And Moses said to the children of Israel, See, the LORD has called by name Bezaleel the son of Uri, the son of Hur…
Under Jehovah's merciful providence even the captivity of Israel had a sunny side. Egypt, then at the noon of her civilization, was pre-eminently the home of science, art, and culture. For both rede-craft and hand-crafts her children were world-famed. The Israelites were educated in a school of fine arts as well as in brickyards. Not all their sons and daughters toiled in clay, or ate only cheapest bread and onions. Many were house and body servants to Egyptian ladies and gentlemen. The brighter and more dexterous learned trades; and though slaves, served their masters as skilled mechanics or workers in art products. Not a few secured first-class knowledge in stamping, chasing, and various branches of metal-work, in the lapidary and glyptic art, as well as in weaving, dyeing, carpentry, and leather-dressing. In addition to their theoretical knowledge and practical handicraft, they had pretty full sets of models and masterpieces of mechanism.
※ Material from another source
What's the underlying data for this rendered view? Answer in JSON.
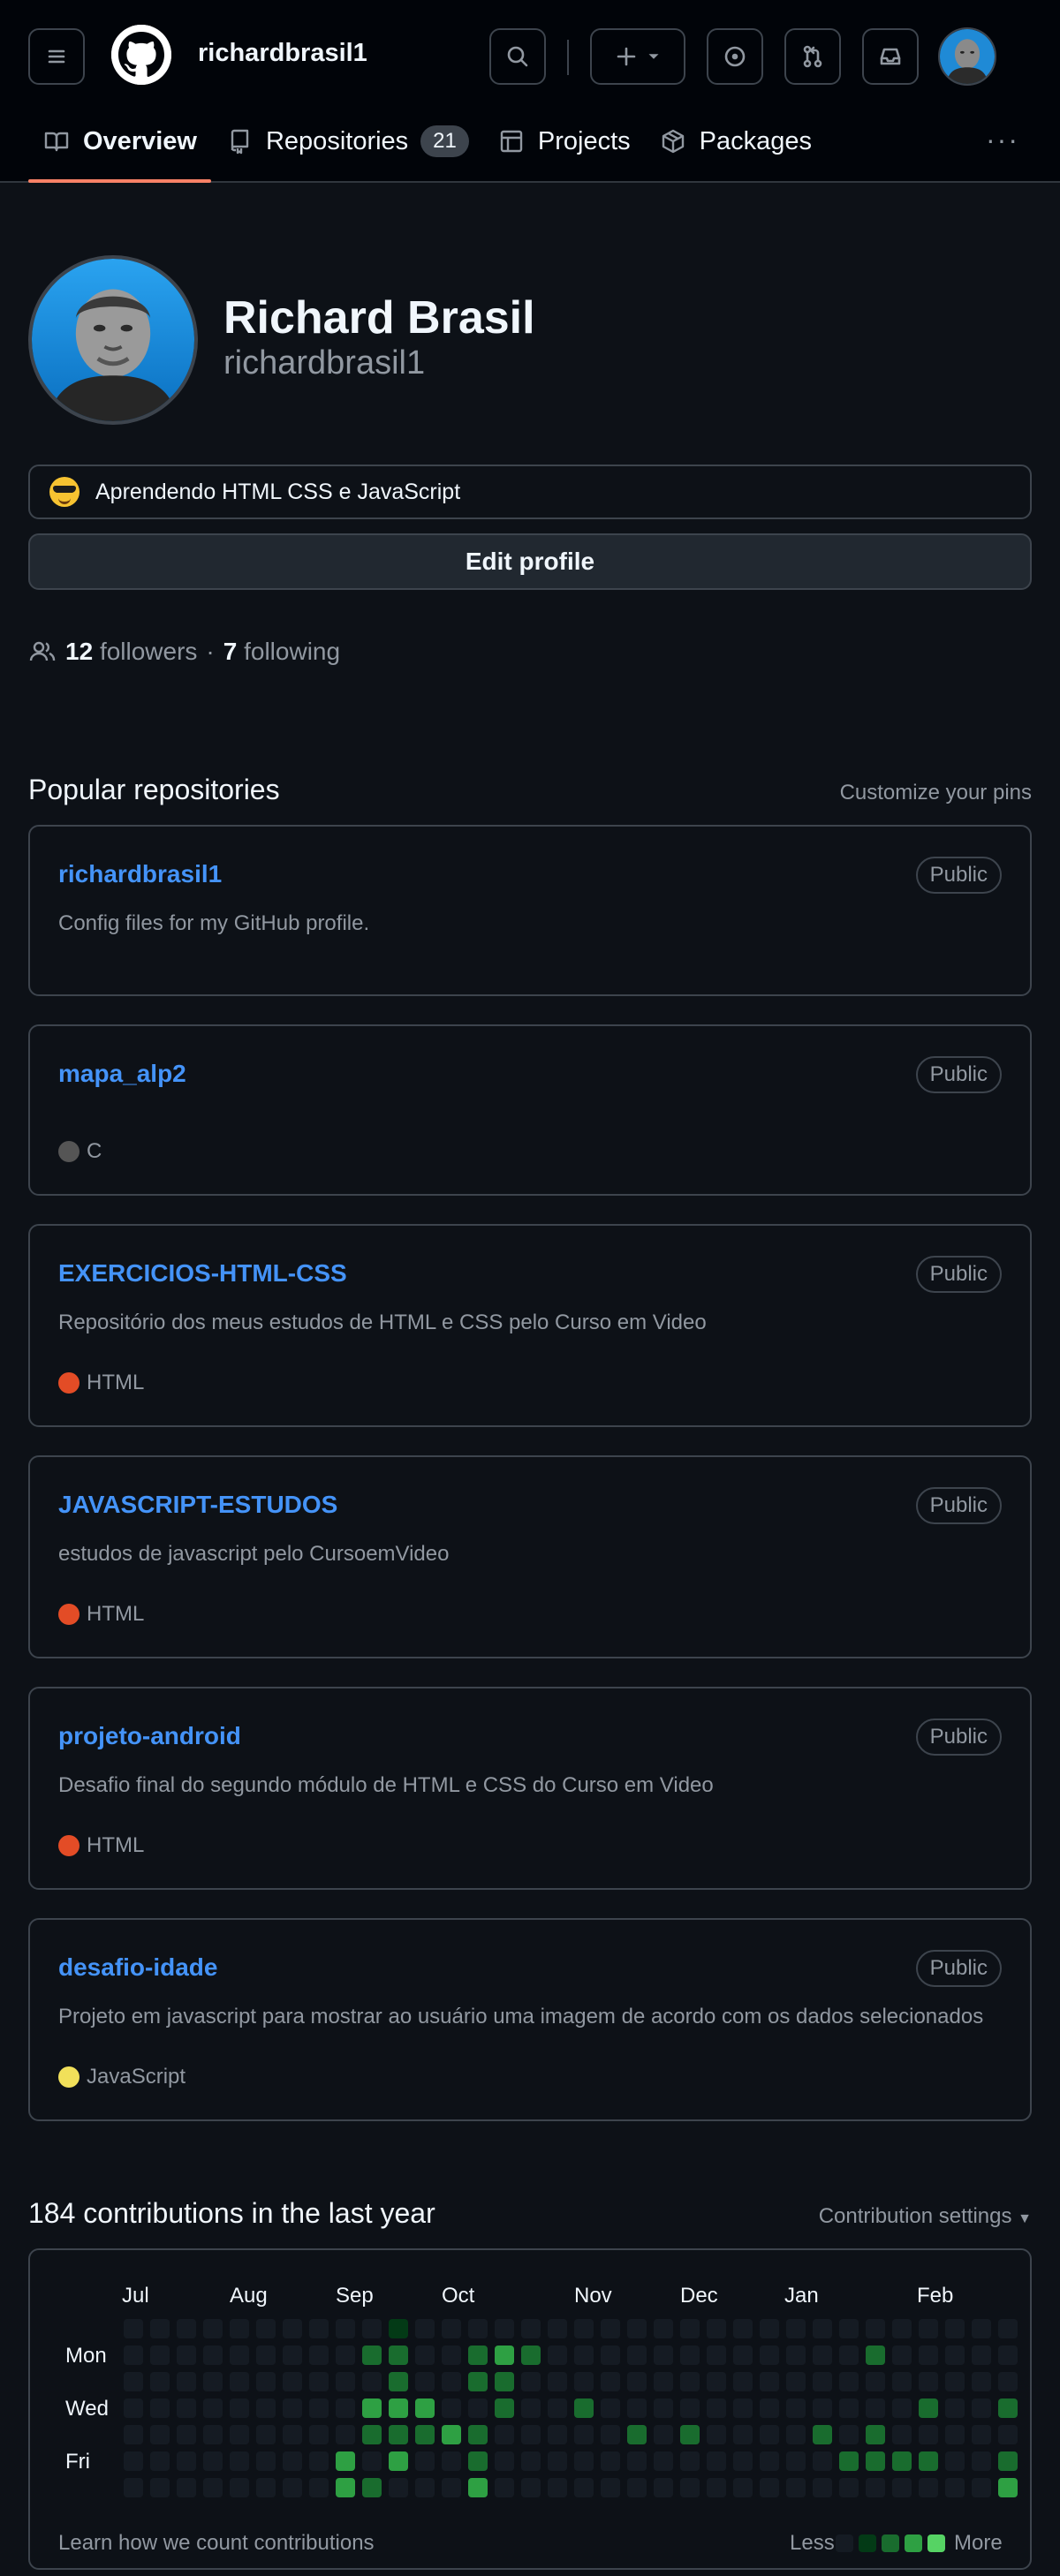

The keepsakes and souvenirs borrowed from the Egyptians were easily copied and manufactured, when raw material from mine and flock, sea and soil, in the Sinaitic peninsula were put to account. It was not entirely a "horde of slaves" that went up out of Egypt. Between the mob of ignorant freedmen and the princes, statesmen, and leaders inspired of God, stood another class of men: these were metallargists, jewellers, engravers, architects, and weavers possessing that skill, born of hand and brain working in harmony, without which a high civilization and the order of cities are impossible.
(W. E. Griffis.)
Parallel VersesKJV: And Moses said unto the children of Israel, See, the LORD hath called by name Bezaleel the son of Uri, the son of Hur, of the tribe of Judah;